### Task prompt
Make an exact copy of every entry.

### Data extract
--- START ---

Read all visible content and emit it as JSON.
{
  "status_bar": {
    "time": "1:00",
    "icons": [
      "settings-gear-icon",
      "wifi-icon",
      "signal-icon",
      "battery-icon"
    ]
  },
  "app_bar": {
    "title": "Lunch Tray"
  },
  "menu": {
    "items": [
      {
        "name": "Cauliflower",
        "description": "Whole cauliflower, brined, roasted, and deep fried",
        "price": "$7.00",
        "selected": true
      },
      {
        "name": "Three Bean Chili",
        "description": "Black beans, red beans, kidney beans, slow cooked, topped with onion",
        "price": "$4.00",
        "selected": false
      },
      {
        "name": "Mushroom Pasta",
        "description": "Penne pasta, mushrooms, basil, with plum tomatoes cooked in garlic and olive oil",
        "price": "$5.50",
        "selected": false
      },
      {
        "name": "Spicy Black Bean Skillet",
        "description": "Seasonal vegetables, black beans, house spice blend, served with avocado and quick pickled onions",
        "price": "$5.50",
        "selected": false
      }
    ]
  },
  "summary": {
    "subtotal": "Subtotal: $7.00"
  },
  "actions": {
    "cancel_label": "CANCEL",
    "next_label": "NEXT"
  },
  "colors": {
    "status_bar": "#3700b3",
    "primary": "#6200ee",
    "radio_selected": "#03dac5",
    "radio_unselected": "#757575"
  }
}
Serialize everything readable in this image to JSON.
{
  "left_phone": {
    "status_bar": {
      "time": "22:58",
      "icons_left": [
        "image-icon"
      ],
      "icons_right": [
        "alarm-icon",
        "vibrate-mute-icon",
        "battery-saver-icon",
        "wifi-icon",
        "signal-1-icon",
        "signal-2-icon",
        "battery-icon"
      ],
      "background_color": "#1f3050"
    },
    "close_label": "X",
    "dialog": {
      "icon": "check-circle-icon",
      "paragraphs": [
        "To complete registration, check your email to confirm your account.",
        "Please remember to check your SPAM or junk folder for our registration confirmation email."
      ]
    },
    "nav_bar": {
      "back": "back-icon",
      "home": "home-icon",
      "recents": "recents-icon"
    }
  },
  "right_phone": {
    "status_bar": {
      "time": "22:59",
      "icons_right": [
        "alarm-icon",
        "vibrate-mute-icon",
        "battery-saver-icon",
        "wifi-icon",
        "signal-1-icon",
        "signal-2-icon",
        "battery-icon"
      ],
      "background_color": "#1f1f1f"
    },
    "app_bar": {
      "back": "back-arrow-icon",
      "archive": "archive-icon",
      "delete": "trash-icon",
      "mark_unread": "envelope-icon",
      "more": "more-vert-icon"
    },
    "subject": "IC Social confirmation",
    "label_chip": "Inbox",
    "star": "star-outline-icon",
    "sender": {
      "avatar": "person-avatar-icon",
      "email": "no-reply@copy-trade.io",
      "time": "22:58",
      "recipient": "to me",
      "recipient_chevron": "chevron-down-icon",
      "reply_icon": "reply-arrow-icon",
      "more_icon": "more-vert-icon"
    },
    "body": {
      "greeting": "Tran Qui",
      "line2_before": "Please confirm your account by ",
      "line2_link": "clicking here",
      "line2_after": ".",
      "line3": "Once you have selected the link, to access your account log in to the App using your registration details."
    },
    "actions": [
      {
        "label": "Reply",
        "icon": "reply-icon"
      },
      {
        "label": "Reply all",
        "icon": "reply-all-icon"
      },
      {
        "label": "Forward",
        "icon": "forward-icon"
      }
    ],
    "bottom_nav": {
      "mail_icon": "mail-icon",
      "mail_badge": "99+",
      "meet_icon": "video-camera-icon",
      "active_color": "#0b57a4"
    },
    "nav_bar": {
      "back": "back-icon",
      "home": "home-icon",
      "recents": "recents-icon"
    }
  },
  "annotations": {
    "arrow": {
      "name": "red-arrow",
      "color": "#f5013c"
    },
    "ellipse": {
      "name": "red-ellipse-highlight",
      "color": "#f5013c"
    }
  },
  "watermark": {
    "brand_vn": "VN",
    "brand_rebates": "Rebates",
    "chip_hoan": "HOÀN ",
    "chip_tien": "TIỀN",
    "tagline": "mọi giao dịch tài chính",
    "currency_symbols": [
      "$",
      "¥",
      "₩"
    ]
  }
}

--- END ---

### Your solution
Read all visible content and emit it as JSON.
{
  "status_bar": {
    "time": "1:00",
    "icons": [
      "settings-gear-icon",
      "wifi-icon",
      "signal-icon",
      "battery-icon"
    ]
  },
  "app_bar": {
    "title": "Lunch Tray"
  },
  "menu": {
    "items": [
      {
        "name": "Cauliflower",
        "description": "Whole cauliflower, brined, roasted, and deep fried",
        "price": "$7.00",
        "selected": true
      },
      {
        "name": "Three Bean Chili",
        "description": "Black beans, red beans, kidney beans, slow cooked, topped with onion",
        "price": "$4.00",
        "selected": false
      },
      {
        "name": "Mushroom Pasta",
        "description": "Penne pasta, mushrooms, basil, with plum tomatoes cooked in garlic and olive oil",
        "price": "$5.50",
        "selected": false
      },
      {
        "name": "Spicy Black Bean Skillet",
        "description": "Seasonal vegetables, black beans, house spice blend, served with avocado and quick pickled onions",
        "price": "$5.50",
        "selected": false
      }
    ]
  },
  "summary": {
    "subtotal": "Subtotal: $7.00"
  },
  "actions": {
    "cancel_label": "CANCEL",
    "next_label": "NEXT"
  },
  "colors": {
    "status_bar": "#3700b3",
    "primary": "#6200ee",
    "radio_selected": "#03dac5",
    "radio_unselected": "#757575"
  }
}
Serialize everything readable in this image to JSON.
{
  "left_phone": {
    "status_bar": {
      "time": "22:58",
      "icons_left": [
        "image-icon"
      ],
      "icons_right": [
        "alarm-icon",
        "vibrate-mute-icon",
        "battery-saver-icon",
        "wifi-icon",
        "signal-1-icon",
        "signal-2-icon",
        "battery-icon"
      ],
      "background_color": "#1f3050"
    },
    "close_label": "X",
    "dialog": {
      "icon": "check-circle-icon",
      "paragraphs": [
        "To complete registration, check your email to confirm your account.",
        "Please remember to check your SPAM or junk folder for our registration confirmation email."
      ]
    },
    "nav_bar": {
      "back": "back-icon",
      "home": "home-icon",
      "recents": "recents-icon"
    }
  },
  "right_phone": {
    "status_bar": {
      "time": "22:59",
      "icons_right": [
        "alarm-icon",
        "vibrate-mute-icon",
        "battery-saver-icon",
        "wifi-icon",
        "signal-1-icon",
        "signal-2-icon",
        "battery-icon"
      ],
      "background_color": "#1f1f1f"
    },
    "app_bar": {
      "back": "back-arrow-icon",
      "archive": "archive-icon",
      "delete": "trash-icon",
      "mark_unread": "envelope-icon",
      "more": "more-vert-icon"
    },
    "subject": "IC Social confirmation",
    "label_chip": "Inbox",
    "star": "star-outline-icon",
    "sender": {
      "avatar": "person-avatar-icon",
      "email": "no-reply@copy-trade.io",
      "time": "22:58",
      "recipient": "to me",
      "recipient_chevron": "chevron-down-icon",
      "reply_icon": "reply-arrow-icon",
      "more_icon": "more-vert-icon"
    },
    "body": {
      "greeting": "Tran Qui",
      "line2_before": "Please confirm your account by ",
      "line2_link": "clicking here",
      "line2_after": ".",
      "line3": "Once you have selected the link, to access your account log in to the App using your registration details."
    },
    "actions": [
      {
        "label": "Reply",
        "icon": "reply-icon"
      },
      {
        "label": "Reply all",
        "icon": "reply-all-icon"
      },
      {
        "label": "Forward",
        "icon": "forward-icon"
      }
    ],
    "bottom_nav": {
      "mail_icon": "mail-icon",
      "mail_badge": "99+",
      "meet_icon": "video-camera-icon",
      "active_color": "#0b57a4"
    },
    "nav_bar": {
      "back": "back-icon",
      "home": "home-icon",
      "recents": "recents-icon"
    }
  },
  "annotations": {
    "arrow": {
      "name": "red-arrow",
      "color": "#f5013c"
    },
    "ellipse": {
      "name": "red-ellipse-highlight",
      "color": "#f5013c"
    }
  },
  "watermark": {
    "brand_vn": "VN",
    "brand_rebates": "Rebates",
    "chip_hoan": "HOÀN ",
    "chip_tien": "TIỀN",
    "tagline": "mọi giao dịch tài chính",
    "currency_symbols": [
      "$",
      "¥",
      "₩"
    ]
  }
}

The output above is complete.